BEGIN Supplied records

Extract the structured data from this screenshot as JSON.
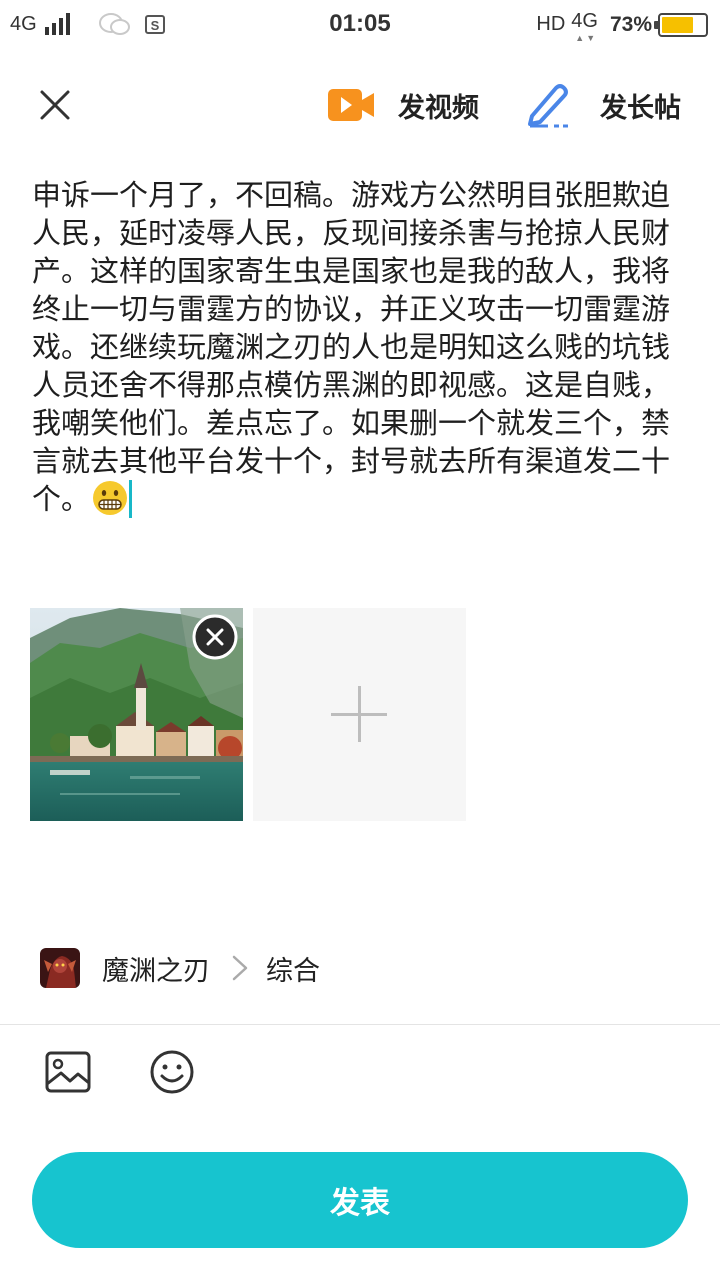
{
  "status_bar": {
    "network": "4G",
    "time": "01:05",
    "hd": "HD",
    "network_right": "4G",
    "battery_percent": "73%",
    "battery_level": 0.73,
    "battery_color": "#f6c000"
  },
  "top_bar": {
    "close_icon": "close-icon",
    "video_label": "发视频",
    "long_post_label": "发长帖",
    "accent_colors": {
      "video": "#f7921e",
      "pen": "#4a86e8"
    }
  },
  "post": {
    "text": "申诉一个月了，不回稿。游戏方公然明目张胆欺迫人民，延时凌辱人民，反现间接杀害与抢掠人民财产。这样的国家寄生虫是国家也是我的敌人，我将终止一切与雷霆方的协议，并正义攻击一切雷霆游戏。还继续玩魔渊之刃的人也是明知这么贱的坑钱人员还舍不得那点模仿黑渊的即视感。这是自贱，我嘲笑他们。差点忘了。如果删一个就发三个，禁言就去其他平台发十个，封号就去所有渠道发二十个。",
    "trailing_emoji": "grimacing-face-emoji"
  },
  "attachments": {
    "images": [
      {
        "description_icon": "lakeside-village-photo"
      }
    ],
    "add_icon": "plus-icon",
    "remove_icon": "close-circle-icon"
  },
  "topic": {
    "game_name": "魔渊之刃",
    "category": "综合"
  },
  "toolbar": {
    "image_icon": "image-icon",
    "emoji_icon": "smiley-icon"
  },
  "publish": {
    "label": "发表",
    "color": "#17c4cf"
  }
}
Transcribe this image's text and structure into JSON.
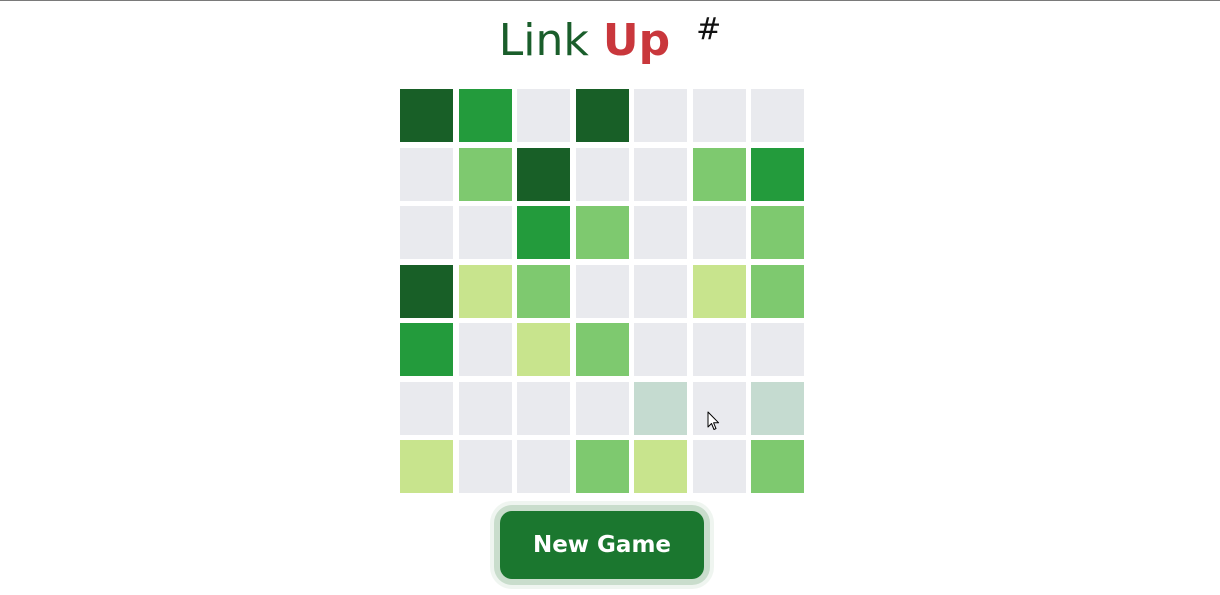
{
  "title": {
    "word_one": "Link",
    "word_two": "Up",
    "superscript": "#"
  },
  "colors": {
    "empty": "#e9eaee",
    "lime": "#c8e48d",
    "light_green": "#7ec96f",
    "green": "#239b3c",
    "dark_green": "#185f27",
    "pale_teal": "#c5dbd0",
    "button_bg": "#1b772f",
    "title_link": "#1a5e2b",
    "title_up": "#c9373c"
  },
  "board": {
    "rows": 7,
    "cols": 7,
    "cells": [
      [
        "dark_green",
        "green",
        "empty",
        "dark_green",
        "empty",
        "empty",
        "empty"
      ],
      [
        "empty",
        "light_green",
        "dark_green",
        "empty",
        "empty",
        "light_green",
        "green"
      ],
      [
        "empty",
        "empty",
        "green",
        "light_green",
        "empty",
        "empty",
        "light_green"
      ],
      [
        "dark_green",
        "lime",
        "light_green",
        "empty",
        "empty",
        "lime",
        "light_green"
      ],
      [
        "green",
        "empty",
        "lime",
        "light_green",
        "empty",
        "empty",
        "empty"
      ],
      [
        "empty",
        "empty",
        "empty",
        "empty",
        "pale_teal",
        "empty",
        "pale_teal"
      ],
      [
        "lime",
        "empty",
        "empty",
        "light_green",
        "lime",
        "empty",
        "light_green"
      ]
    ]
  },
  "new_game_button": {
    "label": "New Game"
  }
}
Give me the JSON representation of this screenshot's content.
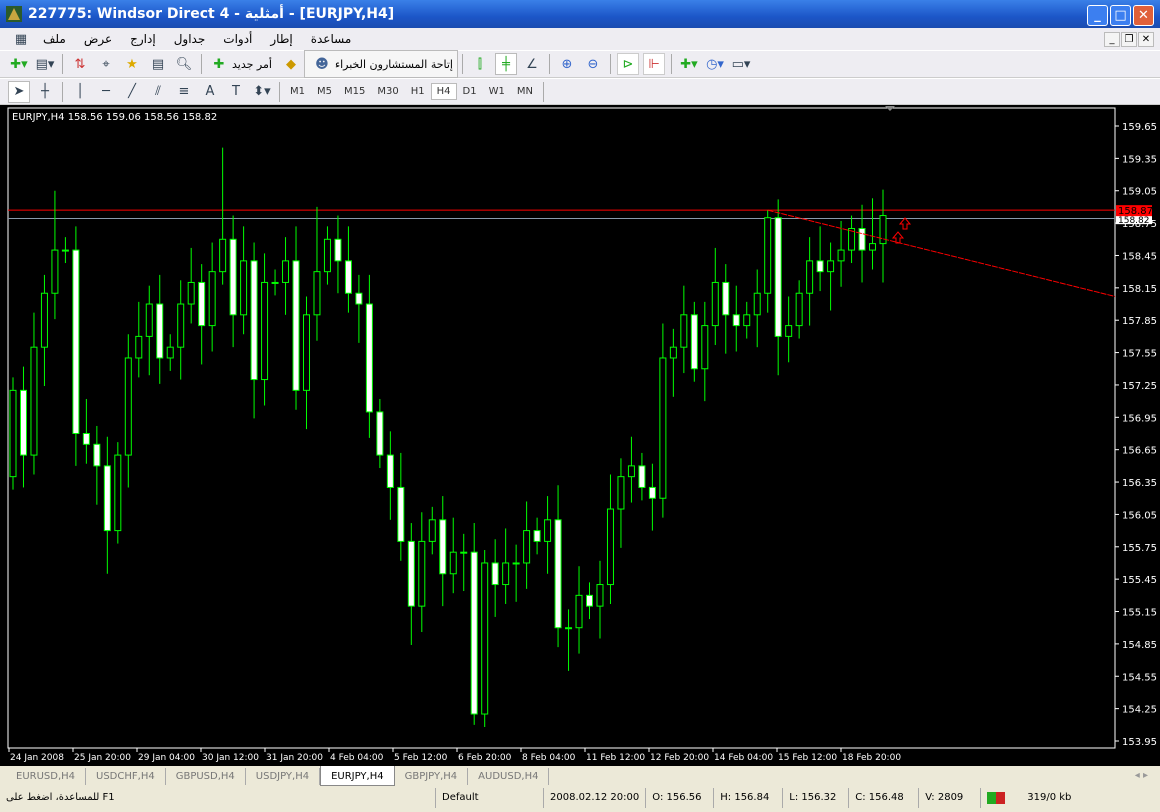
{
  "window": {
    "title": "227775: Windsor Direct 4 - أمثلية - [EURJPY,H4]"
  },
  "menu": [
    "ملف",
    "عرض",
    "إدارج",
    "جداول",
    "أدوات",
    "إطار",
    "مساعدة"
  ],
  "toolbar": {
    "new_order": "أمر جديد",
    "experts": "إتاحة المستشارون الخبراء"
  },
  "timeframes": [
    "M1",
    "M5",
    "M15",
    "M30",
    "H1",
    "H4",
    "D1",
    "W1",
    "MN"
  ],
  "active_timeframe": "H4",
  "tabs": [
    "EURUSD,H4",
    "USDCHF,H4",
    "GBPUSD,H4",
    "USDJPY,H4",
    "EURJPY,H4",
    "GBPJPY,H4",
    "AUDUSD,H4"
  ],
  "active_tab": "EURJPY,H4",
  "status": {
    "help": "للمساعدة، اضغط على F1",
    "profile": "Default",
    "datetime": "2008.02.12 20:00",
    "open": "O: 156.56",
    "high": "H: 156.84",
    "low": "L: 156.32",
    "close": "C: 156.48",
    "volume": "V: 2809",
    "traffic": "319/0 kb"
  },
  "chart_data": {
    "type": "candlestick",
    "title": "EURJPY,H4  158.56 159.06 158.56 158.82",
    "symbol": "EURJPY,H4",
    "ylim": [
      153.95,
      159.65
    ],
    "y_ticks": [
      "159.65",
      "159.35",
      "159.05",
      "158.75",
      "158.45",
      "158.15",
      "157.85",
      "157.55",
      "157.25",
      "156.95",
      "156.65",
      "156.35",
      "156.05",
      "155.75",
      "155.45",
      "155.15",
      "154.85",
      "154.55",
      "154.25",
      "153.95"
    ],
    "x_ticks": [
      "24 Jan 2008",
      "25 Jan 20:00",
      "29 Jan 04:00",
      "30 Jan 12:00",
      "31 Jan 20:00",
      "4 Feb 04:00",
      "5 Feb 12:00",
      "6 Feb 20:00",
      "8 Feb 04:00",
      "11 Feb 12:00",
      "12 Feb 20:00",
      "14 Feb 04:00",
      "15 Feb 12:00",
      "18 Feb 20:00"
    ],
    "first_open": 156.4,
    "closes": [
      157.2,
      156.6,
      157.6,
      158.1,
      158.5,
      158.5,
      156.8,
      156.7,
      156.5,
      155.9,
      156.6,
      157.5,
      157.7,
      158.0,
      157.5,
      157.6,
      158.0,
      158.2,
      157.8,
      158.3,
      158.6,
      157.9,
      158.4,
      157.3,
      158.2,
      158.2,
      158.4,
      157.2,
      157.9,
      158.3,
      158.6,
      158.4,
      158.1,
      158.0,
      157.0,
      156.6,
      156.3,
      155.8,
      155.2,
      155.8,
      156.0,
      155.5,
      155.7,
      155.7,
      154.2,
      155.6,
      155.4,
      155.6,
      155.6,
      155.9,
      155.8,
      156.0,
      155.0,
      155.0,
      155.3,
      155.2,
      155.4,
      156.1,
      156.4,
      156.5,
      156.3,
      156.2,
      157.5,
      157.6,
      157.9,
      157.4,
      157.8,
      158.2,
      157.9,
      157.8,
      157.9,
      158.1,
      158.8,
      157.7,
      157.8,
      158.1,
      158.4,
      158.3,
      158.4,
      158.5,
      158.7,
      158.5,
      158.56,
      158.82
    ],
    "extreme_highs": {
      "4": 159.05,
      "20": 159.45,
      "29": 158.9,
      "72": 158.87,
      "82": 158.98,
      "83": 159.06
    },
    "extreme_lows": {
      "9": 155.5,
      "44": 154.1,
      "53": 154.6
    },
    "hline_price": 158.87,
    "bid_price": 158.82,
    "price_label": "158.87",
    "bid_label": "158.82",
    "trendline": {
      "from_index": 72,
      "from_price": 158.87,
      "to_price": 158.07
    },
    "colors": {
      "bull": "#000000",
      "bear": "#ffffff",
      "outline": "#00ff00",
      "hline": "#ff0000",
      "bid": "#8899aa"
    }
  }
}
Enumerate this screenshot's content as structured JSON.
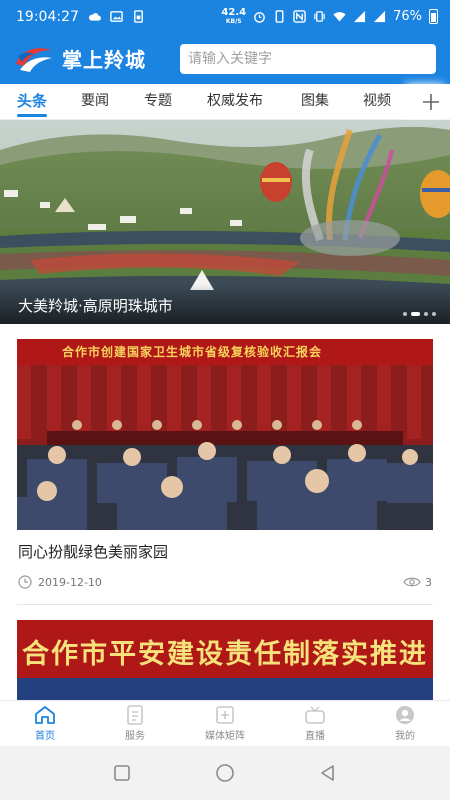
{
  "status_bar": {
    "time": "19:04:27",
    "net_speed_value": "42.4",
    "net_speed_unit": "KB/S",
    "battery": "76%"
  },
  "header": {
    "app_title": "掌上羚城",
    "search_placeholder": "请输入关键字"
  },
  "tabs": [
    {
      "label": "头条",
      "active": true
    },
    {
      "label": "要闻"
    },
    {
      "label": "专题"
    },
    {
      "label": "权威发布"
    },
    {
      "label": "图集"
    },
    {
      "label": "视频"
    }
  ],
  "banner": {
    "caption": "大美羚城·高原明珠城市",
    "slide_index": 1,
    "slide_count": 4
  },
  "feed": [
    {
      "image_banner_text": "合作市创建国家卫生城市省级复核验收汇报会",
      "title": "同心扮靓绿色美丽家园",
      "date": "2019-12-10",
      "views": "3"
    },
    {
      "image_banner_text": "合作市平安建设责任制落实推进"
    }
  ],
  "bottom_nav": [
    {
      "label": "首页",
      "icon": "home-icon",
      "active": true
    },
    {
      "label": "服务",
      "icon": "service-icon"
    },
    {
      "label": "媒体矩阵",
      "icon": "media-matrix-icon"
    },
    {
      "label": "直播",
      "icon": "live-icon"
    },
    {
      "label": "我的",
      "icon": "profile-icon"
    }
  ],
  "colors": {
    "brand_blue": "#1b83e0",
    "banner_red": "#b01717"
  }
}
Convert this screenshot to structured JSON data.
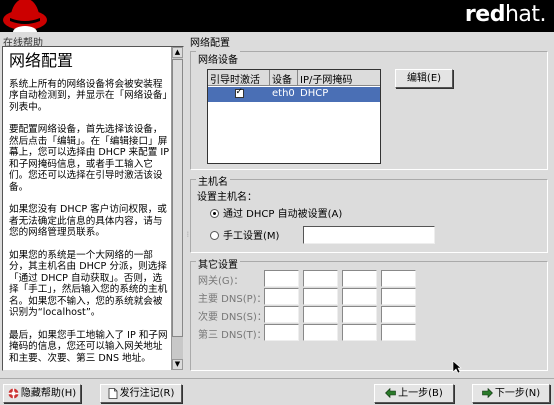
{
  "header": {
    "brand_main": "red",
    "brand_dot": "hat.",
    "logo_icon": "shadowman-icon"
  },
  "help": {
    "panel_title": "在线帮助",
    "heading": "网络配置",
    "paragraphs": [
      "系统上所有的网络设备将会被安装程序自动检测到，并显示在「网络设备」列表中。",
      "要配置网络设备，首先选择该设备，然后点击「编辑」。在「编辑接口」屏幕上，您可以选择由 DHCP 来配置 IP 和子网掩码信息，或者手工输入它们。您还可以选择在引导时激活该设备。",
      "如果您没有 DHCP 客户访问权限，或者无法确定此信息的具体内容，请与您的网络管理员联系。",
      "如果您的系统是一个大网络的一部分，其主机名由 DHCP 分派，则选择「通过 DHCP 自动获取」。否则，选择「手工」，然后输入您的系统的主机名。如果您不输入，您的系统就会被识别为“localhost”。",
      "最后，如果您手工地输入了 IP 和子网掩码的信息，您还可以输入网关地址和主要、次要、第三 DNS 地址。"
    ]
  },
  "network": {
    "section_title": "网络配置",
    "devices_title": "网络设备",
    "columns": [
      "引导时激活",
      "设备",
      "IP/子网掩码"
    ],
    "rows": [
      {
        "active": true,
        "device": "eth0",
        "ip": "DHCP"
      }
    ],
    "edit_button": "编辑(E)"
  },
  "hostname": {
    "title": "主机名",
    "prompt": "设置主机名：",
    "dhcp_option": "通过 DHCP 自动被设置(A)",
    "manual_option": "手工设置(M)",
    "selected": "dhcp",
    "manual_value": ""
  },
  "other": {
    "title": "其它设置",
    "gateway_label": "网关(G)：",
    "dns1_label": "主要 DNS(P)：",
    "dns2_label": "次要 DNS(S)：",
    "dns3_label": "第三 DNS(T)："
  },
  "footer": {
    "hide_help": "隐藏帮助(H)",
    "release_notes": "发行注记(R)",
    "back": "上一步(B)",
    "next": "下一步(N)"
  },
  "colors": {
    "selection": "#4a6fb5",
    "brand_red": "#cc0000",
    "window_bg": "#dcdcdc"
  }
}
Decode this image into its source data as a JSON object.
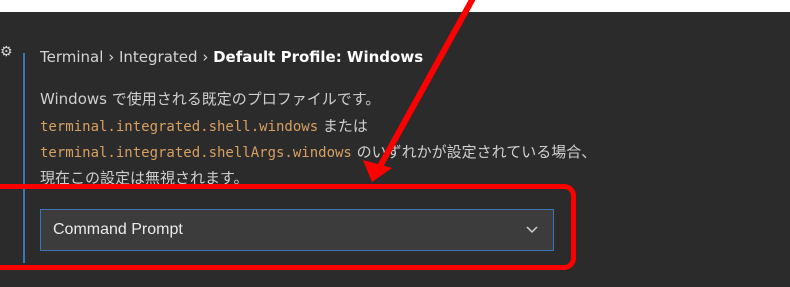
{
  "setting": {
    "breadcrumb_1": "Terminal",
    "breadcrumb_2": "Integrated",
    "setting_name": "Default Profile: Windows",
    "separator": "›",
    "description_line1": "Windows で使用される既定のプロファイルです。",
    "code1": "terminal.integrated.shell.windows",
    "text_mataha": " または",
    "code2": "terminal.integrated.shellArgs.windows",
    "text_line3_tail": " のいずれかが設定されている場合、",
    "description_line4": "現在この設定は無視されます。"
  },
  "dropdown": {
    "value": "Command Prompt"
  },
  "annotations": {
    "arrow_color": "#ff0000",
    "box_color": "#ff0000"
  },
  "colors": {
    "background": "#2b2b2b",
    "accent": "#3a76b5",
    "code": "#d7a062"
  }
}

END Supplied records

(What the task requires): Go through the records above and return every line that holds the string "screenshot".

(Written solution):
Extract the structured data from this screenshot as JSON.
Give me the JSON representation of this screenshot's content.
Enumerate this screenshot's content as structured JSON.
Convert this screenshot to structured JSON data.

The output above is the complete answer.